Just as I was finishing up the Skyy Blue Vodka spots, the production company was readying a project for James Woods to write and direct. Little did I know just a few days later I'd be in a pre-production meeting with James and the crew to prepare for his short film called, "Making Love in Pongo Ponga." The first day we met, I had a 102 fever and was attempting to feign being my energetic self with no avail. I thought to myself, "This guy must think I am the biggest drag." I finally confessed I was not feeling too well, and came in a couple days later to another meeting a new person, probably to his relief.
The production company (Tate and Partners) along with the Skyy Blue people produced this film for James' directorial debut for use on the internet ... but James had bigger plans.
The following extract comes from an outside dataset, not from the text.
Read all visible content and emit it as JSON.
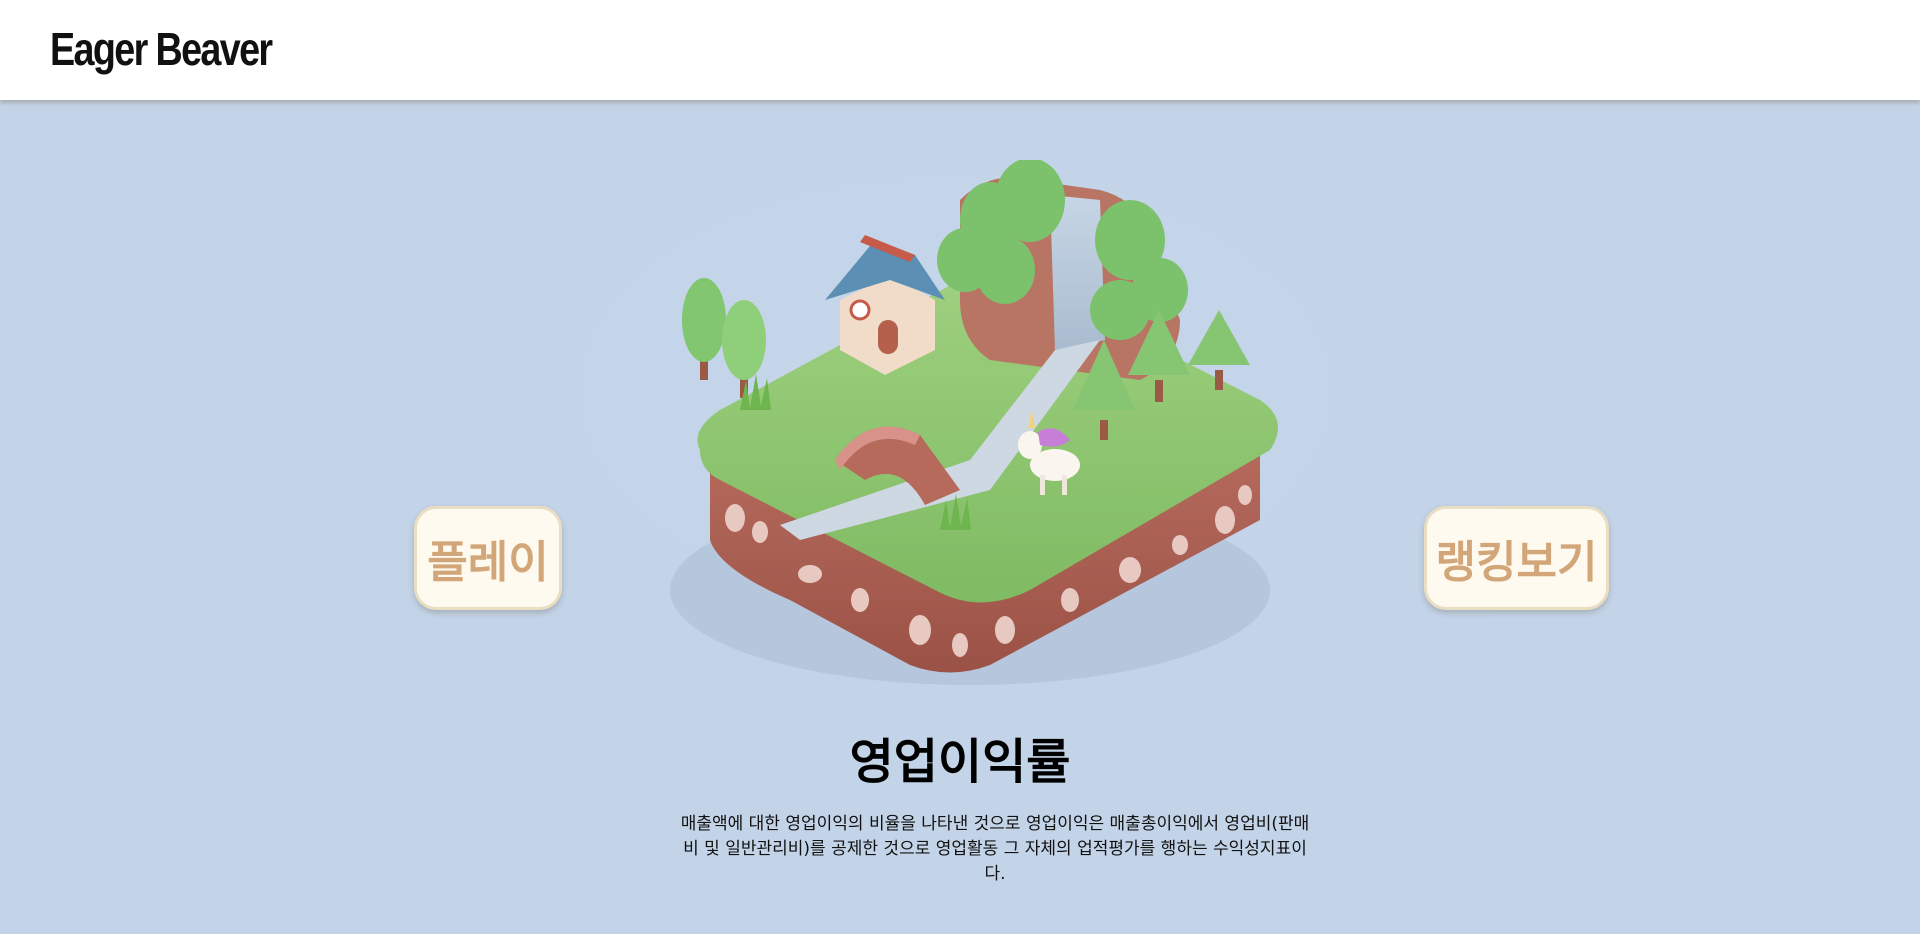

It's an understatement that James is an enthusiastic film-maker! And his debut reflected his energy. In about 2 days they were to shoot a 7-minute, helter-skelter comedic romp. I was quite astounded that, when I got the footage, they actually made it though the shoot and got most everything. In the film, the idea was - after a "poetic" intro - to slam the audience into the topsy-turvey world of a film shoot soured by a primadonna actress. I hadn't edited comedy in years, so the foray back into it editorially was a blast, mainly because the material was just so unencumbered. I tend to have a wacky sense of humor, but rarely get to express it musically or editorially, or directorially for that matter! So when I get the chance, I have a good time. James is similar I guess, joking that everyone would assume his debut to be some fucked up morbid violent affair; so I guess we both like to surprise in that way, being that I too am oft labeled the "sinister, dark music" guy.
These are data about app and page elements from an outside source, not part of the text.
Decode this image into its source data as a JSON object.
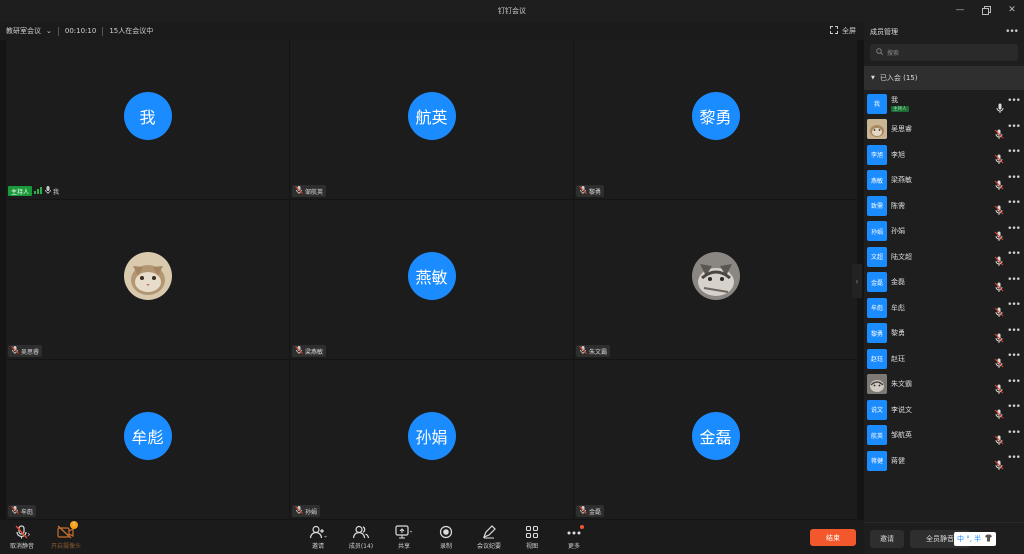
{
  "window": {
    "title": "钉钉会议"
  },
  "infobar": {
    "meeting_name": "教研室会议",
    "elapsed": "00:10:10",
    "attendance": "15人在会议中",
    "fullscreen_label": "全屏"
  },
  "tiles": [
    {
      "avatar_text": "我",
      "name": "我",
      "host_label": "主持人"
    },
    {
      "avatar_text": "航英",
      "name": "邹航英"
    },
    {
      "avatar_text": "黎勇",
      "name": "黎勇"
    },
    {
      "avatar_text": "",
      "name": "吴思睿"
    },
    {
      "avatar_text": "燕敏",
      "name": "梁燕敏"
    },
    {
      "avatar_text": "",
      "name": "朱文霸"
    },
    {
      "avatar_text": "牟彪",
      "name": "牟彪"
    },
    {
      "avatar_text": "孙娟",
      "name": "孙娟"
    },
    {
      "avatar_text": "金磊",
      "name": "金磊"
    }
  ],
  "toolbar": {
    "mute": "取消静音",
    "camera": "开启摄像头",
    "invite": "邀请",
    "members": "成员(14)",
    "share": "共享",
    "record": "录制",
    "minutes": "会议纪要",
    "view": "视图",
    "more": "更多",
    "end": "结束",
    "camera_badge": "!"
  },
  "panel": {
    "title": "成员管理",
    "search_placeholder": "搜索",
    "group_label": "已入会 (15)",
    "invite_button": "邀请",
    "mute_all_button": "全员静音",
    "ime_text": "中 °, 半"
  },
  "members": [
    {
      "avatar": "我",
      "name": "我",
      "tag": "主持人"
    },
    {
      "avatar": "",
      "name": "吴思睿"
    },
    {
      "avatar": "李旭",
      "name": "李旭"
    },
    {
      "avatar": "燕敏",
      "name": "梁燕敏"
    },
    {
      "avatar": "致需",
      "name": "陈需"
    },
    {
      "avatar": "孙娟",
      "name": "孙娟"
    },
    {
      "avatar": "文超",
      "name": "陆文超"
    },
    {
      "avatar": "金磊",
      "name": "金磊"
    },
    {
      "avatar": "牟彪",
      "name": "牟彪"
    },
    {
      "avatar": "黎勇",
      "name": "黎勇"
    },
    {
      "avatar": "赵珏",
      "name": "赵珏"
    },
    {
      "avatar": "",
      "name": "朱文霸"
    },
    {
      "avatar": "说文",
      "name": "李说文"
    },
    {
      "avatar": "航英",
      "name": "邹航英"
    },
    {
      "avatar": "蒋健",
      "name": "蒋健"
    }
  ],
  "colors": {
    "accent": "#1a8cff",
    "end": "#f2582b",
    "host": "#1b9a3b",
    "muted": "#e0452c"
  }
}
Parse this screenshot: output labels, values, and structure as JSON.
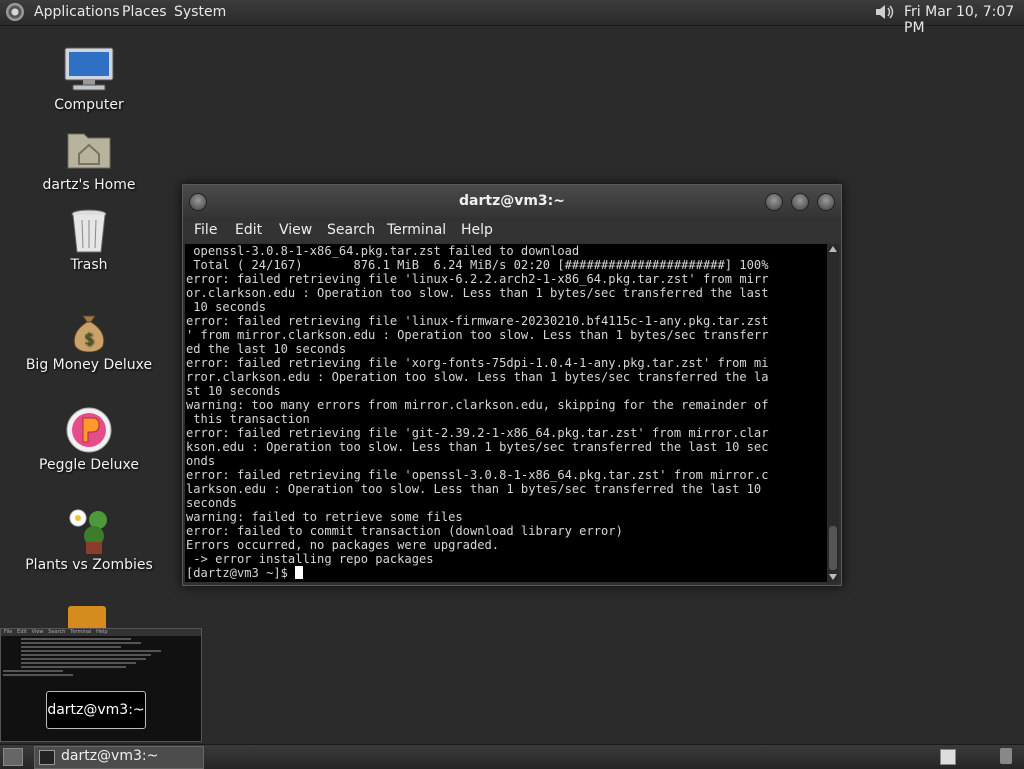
{
  "top_panel": {
    "menus": [
      "Applications",
      "Places",
      "System"
    ],
    "clock": "Fri Mar 10,  7:07 PM"
  },
  "desktop": {
    "icons": [
      {
        "label": "Computer",
        "icon": "computer-icon"
      },
      {
        "label": "dartz's Home",
        "icon": "home-folder-icon"
      },
      {
        "label": "Trash",
        "icon": "trash-icon"
      },
      {
        "label": "Big Money Deluxe",
        "icon": "money-bag-icon"
      },
      {
        "label": "Peggle Deluxe",
        "icon": "peggle-icon"
      },
      {
        "label": "Plants vs Zombies",
        "icon": "plants-icon"
      }
    ]
  },
  "terminal": {
    "title": "dartz@vm3:~",
    "menu": [
      "File",
      "Edit",
      "View",
      "Search",
      "Terminal",
      "Help"
    ],
    "lines": [
      " openssl-3.0.8-1-x86_64.pkg.tar.zst failed to download",
      " Total ( 24/167)       876.1 MiB  6.24 MiB/s 02:20 [######################] 100%",
      "error: failed retrieving file 'linux-6.2.2.arch2-1-x86_64.pkg.tar.zst' from mirr",
      "or.clarkson.edu : Operation too slow. Less than 1 bytes/sec transferred the last",
      " 10 seconds",
      "error: failed retrieving file 'linux-firmware-20230210.bf4115c-1-any.pkg.tar.zst",
      "' from mirror.clarkson.edu : Operation too slow. Less than 1 bytes/sec transferr",
      "ed the last 10 seconds",
      "error: failed retrieving file 'xorg-fonts-75dpi-1.0.4-1-any.pkg.tar.zst' from mi",
      "rror.clarkson.edu : Operation too slow. Less than 1 bytes/sec transferred the la",
      "st 10 seconds",
      "warning: too many errors from mirror.clarkson.edu, skipping for the remainder of",
      " this transaction",
      "error: failed retrieving file 'git-2.39.2-1-x86_64.pkg.tar.zst' from mirror.clar",
      "kson.edu : Operation too slow. Less than 1 bytes/sec transferred the last 10 sec",
      "onds",
      "error: failed retrieving file 'openssl-3.0.8-1-x86_64.pkg.tar.zst' from mirror.c",
      "larkson.edu : Operation too slow. Less than 1 bytes/sec transferred the last 10",
      "seconds",
      "warning: failed to retrieve some files",
      "error: failed to commit transaction (download library error)",
      "Errors occurred, no packages were upgraded.",
      " -> error installing repo packages"
    ],
    "prompt": "[dartz@vm3 ~]$ "
  },
  "thumbnail": {
    "menu": [
      "File",
      "Edit",
      "View",
      "Search",
      "Terminal",
      "Help"
    ],
    "tooltip": "dartz@vm3:~"
  },
  "bottom_panel": {
    "task_label": "dartz@vm3:~"
  }
}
Anyway, over the course of a few days, we put it together. The first day, my editing assistant, Michael Berk, had brought a CD in from some music library without a cover to it. He played a few selections, and I thought one cue sounded perfect for the opening flying sequence. It was sweeping and emotional, yet a little heavy handed -- which was ideal for the ridiculous opening. The script had called for "You Are So Beautiful," but I thought that this syrupy piece we stumbled upon would feel more unique and certainly more rye. So I used it. It then ended up working perfectly over the ending love scene, thus book-ending the film nicely, and timelessly. The real drama began when we realized that no one at the editing facility knew where the case for the CD was. There was no way of knowing what in the world this piece of music that we had all fallen in love with was called. So bagan the full investigation over the course of the project all the way through the final mix. Day by day James fell further in love with it, so no one wanted to have to be the one burned at the stake when telling him we couldn't use it. The head sleuth ended up being producer Susan Kirson who finally found someone in Europe who knew what it was. Susan then wheeled and dealed to extract out the information from them and get the rights to use this obscure, yet now, very powerful piece of music in our lives! Whew.
As of this writing, "Pongo Ponga" is supposed to premiere at the Los Angeles Film Festival, and possibly to other venues ... We all survived "Pongo Ponga!"